Mark Gasser and three friends scheduled a time to play golf, but on that day, the battery was dead in his pickup truck. His girlfriend was driving his other car, so Gasser asked friend Rex Kamman to pick him up. On their way to the golf course, they were involved in a collision.
Gasser’s cars were owned by his business, and he had them insured with Auto-Owners Insurance Co. His policy states that it applies to a car that “you do not own which is temporarily used as a substitute for your automobile. Your automobile must be out of use because of breakdown, repair, servicing, loss or destruction.”
Only once has the Court of Appeals addressed a car being a “temporary substitute” for insurance purposes, Deadwiler v. Chicago Motor Club Ins. Co., 603, N.E.29 1365 (Ind. Ct. App. 1992). Deadwiler addressed the “temporary substitute” issue for the first time and determined that a daughter’s car was not a “temporary substitute vehicle” covered under her mother’s policy. The daughter went to check on her sister after being asked by her mother to do so and was involved in an accident.

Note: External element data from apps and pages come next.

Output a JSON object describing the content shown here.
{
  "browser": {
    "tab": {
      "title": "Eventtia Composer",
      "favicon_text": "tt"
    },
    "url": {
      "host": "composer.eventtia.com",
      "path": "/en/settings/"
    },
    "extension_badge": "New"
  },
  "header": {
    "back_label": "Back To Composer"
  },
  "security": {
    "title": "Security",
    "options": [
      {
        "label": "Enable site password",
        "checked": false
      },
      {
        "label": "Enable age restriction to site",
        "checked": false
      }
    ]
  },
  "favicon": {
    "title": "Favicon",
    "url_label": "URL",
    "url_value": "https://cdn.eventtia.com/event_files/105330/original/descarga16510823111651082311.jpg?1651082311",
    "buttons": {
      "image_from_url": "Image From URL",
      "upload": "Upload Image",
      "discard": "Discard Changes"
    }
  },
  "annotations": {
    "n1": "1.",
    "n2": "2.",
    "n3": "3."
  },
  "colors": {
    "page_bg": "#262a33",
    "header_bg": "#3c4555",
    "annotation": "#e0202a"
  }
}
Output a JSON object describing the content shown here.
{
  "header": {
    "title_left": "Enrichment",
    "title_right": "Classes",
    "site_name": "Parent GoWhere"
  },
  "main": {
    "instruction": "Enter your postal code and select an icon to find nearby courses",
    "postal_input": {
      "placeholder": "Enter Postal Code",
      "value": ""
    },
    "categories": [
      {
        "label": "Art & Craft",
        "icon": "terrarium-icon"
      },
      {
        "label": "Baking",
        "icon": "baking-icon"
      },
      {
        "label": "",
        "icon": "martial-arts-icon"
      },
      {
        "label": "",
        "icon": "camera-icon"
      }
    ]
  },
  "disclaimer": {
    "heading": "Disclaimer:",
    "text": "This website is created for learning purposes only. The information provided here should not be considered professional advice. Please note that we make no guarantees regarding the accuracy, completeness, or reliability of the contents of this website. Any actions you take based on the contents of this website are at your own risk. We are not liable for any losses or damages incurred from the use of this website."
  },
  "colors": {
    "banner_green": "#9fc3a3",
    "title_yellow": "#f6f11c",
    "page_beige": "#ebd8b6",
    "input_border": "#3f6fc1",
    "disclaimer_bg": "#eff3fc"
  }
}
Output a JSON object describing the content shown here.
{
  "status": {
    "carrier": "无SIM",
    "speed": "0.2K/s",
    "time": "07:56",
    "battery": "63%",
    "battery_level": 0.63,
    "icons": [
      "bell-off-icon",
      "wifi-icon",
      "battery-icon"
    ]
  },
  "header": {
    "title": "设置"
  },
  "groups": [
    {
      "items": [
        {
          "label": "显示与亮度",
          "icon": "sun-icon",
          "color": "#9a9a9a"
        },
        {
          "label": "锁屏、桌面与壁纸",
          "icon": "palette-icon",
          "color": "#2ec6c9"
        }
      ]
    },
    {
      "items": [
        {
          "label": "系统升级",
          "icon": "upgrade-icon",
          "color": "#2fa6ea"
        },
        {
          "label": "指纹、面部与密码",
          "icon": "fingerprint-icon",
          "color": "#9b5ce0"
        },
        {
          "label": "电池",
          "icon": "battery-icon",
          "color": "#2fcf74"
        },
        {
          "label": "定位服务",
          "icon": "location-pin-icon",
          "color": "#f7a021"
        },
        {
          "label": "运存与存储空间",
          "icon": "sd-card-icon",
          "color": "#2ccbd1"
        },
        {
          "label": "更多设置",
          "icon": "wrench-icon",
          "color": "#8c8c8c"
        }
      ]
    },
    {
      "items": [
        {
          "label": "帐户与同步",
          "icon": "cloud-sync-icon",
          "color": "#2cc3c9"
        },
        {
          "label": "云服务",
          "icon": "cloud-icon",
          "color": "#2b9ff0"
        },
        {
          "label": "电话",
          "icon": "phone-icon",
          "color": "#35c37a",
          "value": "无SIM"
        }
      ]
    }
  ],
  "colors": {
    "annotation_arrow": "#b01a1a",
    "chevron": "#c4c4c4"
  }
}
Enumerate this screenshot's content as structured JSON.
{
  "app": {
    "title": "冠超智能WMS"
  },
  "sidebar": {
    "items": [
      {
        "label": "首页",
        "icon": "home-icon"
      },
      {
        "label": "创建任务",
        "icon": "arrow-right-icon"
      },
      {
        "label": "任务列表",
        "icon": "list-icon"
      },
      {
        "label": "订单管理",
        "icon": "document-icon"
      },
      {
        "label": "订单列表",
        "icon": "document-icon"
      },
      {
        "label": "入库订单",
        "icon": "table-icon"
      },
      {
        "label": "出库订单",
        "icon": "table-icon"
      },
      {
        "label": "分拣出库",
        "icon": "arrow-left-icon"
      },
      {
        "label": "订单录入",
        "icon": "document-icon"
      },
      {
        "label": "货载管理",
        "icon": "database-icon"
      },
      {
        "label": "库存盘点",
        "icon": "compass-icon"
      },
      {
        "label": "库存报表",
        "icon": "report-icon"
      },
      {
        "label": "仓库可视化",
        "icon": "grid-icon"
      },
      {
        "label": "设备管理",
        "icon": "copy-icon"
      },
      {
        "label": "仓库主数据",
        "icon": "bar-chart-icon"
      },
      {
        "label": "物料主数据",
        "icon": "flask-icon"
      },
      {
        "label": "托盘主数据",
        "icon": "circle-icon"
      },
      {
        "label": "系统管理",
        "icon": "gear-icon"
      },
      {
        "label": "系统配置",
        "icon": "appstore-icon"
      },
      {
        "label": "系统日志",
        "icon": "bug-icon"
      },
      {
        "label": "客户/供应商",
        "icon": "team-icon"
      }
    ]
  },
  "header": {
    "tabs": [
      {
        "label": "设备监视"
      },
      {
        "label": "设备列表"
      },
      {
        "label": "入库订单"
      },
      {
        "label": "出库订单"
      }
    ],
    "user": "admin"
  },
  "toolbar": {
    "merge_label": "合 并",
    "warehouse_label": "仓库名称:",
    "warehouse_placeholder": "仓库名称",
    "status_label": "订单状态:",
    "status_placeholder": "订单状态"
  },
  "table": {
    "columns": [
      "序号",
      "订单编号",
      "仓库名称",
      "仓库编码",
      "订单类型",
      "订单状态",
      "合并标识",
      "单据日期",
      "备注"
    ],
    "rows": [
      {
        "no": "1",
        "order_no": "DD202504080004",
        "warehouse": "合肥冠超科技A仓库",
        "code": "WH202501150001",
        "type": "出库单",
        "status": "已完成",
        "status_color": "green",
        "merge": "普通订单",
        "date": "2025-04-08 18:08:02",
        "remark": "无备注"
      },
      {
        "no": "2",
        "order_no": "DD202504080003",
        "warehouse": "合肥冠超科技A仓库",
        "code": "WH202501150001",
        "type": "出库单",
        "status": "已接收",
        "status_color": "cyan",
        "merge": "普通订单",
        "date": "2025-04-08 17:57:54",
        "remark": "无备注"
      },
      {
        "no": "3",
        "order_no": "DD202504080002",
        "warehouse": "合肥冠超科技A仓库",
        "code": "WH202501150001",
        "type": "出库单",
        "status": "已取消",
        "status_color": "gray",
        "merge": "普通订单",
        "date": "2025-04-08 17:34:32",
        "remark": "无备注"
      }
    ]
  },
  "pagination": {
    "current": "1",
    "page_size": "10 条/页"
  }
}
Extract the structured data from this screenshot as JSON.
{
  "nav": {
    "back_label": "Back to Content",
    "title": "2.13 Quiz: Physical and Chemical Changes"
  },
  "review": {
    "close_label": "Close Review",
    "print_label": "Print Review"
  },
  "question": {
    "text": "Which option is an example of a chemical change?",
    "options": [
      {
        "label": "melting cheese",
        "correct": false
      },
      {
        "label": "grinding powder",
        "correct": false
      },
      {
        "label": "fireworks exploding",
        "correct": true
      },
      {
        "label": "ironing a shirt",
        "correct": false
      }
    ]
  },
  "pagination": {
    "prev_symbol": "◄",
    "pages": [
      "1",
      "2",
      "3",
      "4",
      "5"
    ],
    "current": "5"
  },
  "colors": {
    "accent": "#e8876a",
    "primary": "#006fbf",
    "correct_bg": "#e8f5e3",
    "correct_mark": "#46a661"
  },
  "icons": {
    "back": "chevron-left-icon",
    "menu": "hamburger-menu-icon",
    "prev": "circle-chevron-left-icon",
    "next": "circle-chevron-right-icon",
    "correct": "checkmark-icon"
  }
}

The court held the daughter’s actions were characterized as a favor to her mother rather than as fulfillment of a prior contractual or legal obligation owed to her mother.
The court in Mark Gasser v. Lesa B. Downing, Auto-Owners Insurance Co. and Property Owners Insurance Co., No. 19A05-1108-PL-419, ruled Gasser’s ride to the golf course is similarly a “favor” by Kamman, so Auto-Owners was entitled to summary judgment.